Data records
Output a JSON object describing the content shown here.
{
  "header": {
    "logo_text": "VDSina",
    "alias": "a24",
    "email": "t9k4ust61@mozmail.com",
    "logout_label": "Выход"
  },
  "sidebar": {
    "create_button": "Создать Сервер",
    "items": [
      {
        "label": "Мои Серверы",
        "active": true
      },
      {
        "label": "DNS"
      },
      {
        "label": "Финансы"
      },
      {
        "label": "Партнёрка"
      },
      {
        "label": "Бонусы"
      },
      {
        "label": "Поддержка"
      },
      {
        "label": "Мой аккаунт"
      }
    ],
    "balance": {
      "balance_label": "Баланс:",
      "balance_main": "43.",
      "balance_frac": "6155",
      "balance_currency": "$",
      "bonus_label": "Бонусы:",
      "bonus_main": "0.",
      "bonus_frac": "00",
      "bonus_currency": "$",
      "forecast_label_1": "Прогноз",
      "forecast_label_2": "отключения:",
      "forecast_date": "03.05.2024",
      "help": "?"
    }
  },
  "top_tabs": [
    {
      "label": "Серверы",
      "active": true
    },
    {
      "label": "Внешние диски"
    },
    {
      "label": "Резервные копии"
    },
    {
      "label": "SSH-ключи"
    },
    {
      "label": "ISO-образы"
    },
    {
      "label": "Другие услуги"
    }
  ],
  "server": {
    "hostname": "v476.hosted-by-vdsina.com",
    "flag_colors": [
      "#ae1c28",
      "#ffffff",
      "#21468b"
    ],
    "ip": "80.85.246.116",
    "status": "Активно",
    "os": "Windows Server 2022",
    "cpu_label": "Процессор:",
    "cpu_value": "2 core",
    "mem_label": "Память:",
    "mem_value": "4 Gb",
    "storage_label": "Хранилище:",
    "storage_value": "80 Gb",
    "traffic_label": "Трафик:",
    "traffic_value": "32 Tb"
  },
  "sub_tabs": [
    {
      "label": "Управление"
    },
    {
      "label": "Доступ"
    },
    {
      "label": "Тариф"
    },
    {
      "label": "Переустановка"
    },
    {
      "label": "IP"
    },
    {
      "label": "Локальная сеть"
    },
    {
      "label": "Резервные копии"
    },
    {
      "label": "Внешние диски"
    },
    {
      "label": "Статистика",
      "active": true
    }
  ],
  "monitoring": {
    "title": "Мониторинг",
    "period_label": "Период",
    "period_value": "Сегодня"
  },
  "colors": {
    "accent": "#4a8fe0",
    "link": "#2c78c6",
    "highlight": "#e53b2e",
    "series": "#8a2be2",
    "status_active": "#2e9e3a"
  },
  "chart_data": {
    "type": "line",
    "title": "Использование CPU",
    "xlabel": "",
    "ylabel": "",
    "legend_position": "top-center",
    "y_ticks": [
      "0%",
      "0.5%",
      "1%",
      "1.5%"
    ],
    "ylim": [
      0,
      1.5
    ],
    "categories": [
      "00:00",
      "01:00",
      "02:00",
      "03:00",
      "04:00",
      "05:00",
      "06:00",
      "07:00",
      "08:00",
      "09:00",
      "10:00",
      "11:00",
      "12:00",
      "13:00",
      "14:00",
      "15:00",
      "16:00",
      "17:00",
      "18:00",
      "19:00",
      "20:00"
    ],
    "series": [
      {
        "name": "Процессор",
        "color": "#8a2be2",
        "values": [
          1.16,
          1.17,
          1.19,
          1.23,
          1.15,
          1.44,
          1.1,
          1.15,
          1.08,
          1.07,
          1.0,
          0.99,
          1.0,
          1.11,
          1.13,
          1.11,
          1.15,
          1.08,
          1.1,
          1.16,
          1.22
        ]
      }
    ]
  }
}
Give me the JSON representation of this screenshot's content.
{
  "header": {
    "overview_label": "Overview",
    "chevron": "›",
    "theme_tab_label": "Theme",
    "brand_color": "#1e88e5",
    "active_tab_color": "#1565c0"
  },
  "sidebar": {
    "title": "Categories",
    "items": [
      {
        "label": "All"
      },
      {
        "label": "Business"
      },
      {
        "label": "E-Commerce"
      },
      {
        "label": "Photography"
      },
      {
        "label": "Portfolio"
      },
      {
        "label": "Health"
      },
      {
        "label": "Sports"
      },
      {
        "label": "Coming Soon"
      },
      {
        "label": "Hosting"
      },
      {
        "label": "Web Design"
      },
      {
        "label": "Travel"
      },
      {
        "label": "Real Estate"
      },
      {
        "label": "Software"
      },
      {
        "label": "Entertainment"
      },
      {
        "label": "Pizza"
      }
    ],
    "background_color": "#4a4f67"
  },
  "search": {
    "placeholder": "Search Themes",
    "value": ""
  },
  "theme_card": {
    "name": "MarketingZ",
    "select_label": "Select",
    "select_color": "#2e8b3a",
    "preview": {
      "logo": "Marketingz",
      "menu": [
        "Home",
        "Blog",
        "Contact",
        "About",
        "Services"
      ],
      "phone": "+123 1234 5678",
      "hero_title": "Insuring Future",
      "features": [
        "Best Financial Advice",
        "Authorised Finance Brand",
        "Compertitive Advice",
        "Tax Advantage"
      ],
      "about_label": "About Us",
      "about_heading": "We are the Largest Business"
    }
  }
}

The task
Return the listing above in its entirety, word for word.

Problem solution
Output a JSON object describing the content shown here.
{
  "header": {
    "logo_text": "VDSina",
    "alias": "a24",
    "email": "t9k4ust61@mozmail.com",
    "logout_label": "Выход"
  },
  "sidebar": {
    "create_button": "Создать Сервер",
    "items": [
      {
        "label": "Мои Серверы",
        "active": true
      },
      {
        "label": "DNS"
      },
      {
        "label": "Финансы"
      },
      {
        "label": "Партнёрка"
      },
      {
        "label": "Бонусы"
      },
      {
        "label": "Поддержка"
      },
      {
        "label": "Мой аккаунт"
      }
    ],
    "balance": {
      "balance_label": "Баланс:",
      "balance_main": "43.",
      "balance_frac": "6155",
      "balance_currency": "$",
      "bonus_label": "Бонусы:",
      "bonus_main": "0.",
      "bonus_frac": "00",
      "bonus_currency": "$",
      "forecast_label_1": "Прогноз",
      "forecast_label_2": "отключения:",
      "forecast_date": "03.05.2024",
      "help": "?"
    }
  },
  "top_tabs": [
    {
      "label": "Серверы",
      "active": true
    },
    {
      "label": "Внешние диски"
    },
    {
      "label": "Резервные копии"
    },
    {
      "label": "SSH-ключи"
    },
    {
      "label": "ISO-образы"
    },
    {
      "label": "Другие услуги"
    }
  ],
  "server": {
    "hostname": "v476.hosted-by-vdsina.com",
    "flag_colors": [
      "#ae1c28",
      "#ffffff",
      "#21468b"
    ],
    "ip": "80.85.246.116",
    "status": "Активно",
    "os": "Windows Server 2022",
    "cpu_label": "Процессор:",
    "cpu_value": "2 core",
    "mem_label": "Память:",
    "mem_value": "4 Gb",
    "storage_label": "Хранилище:",
    "storage_value": "80 Gb",
    "traffic_label": "Трафик:",
    "traffic_value": "32 Tb"
  },
  "sub_tabs": [
    {
      "label": "Управление"
    },
    {
      "label": "Доступ"
    },
    {
      "label": "Тариф"
    },
    {
      "label": "Переустановка"
    },
    {
      "label": "IP"
    },
    {
      "label": "Локальная сеть"
    },
    {
      "label": "Резервные копии"
    },
    {
      "label": "Внешние диски"
    },
    {
      "label": "Статистика",
      "active": true
    }
  ],
  "monitoring": {
    "title": "Мониторинг",
    "period_label": "Период",
    "period_value": "Сегодня"
  },
  "colors": {
    "accent": "#4a8fe0",
    "link": "#2c78c6",
    "highlight": "#e53b2e",
    "series": "#8a2be2",
    "status_active": "#2e9e3a"
  },
  "chart_data": {
    "type": "line",
    "title": "Использование CPU",
    "xlabel": "",
    "ylabel": "",
    "legend_position": "top-center",
    "y_ticks": [
      "0%",
      "0.5%",
      "1%",
      "1.5%"
    ],
    "ylim": [
      0,
      1.5
    ],
    "categories": [
      "00:00",
      "01:00",
      "02:00",
      "03:00",
      "04:00",
      "05:00",
      "06:00",
      "07:00",
      "08:00",
      "09:00",
      "10:00",
      "11:00",
      "12:00",
      "13:00",
      "14:00",
      "15:00",
      "16:00",
      "17:00",
      "18:00",
      "19:00",
      "20:00"
    ],
    "series": [
      {
        "name": "Процессор",
        "color": "#8a2be2",
        "values": [
          1.16,
          1.17,
          1.19,
          1.23,
          1.15,
          1.44,
          1.1,
          1.15,
          1.08,
          1.07,
          1.0,
          0.99,
          1.0,
          1.11,
          1.13,
          1.11,
          1.15,
          1.08,
          1.1,
          1.16,
          1.22
        ]
      }
    ]
  }
}
Give me the JSON representation of this screenshot's content.
{
  "header": {
    "overview_label": "Overview",
    "chevron": "›",
    "theme_tab_label": "Theme",
    "brand_color": "#1e88e5",
    "active_tab_color": "#1565c0"
  },
  "sidebar": {
    "title": "Categories",
    "items": [
      {
        "label": "All"
      },
      {
        "label": "Business"
      },
      {
        "label": "E-Commerce"
      },
      {
        "label": "Photography"
      },
      {
        "label": "Portfolio"
      },
      {
        "label": "Health"
      },
      {
        "label": "Sports"
      },
      {
        "label": "Coming Soon"
      },
      {
        "label": "Hosting"
      },
      {
        "label": "Web Design"
      },
      {
        "label": "Travel"
      },
      {
        "label": "Real Estate"
      },
      {
        "label": "Software"
      },
      {
        "label": "Entertainment"
      },
      {
        "label": "Pizza"
      }
    ],
    "background_color": "#4a4f67"
  },
  "search": {
    "placeholder": "Search Themes",
    "value": ""
  },
  "theme_card": {
    "name": "MarketingZ",
    "select_label": "Select",
    "select_color": "#2e8b3a",
    "preview": {
      "logo": "Marketingz",
      "menu": [
        "Home",
        "Blog",
        "Contact",
        "About",
        "Services"
      ],
      "phone": "+123 1234 5678",
      "hero_title": "Insuring Future",
      "features": [
        "Best Financial Advice",
        "Authorised Finance Brand",
        "Compertitive Advice",
        "Tax Advantage"
      ],
      "about_label": "About Us",
      "about_heading": "We are the Largest Business"
    }
  }
}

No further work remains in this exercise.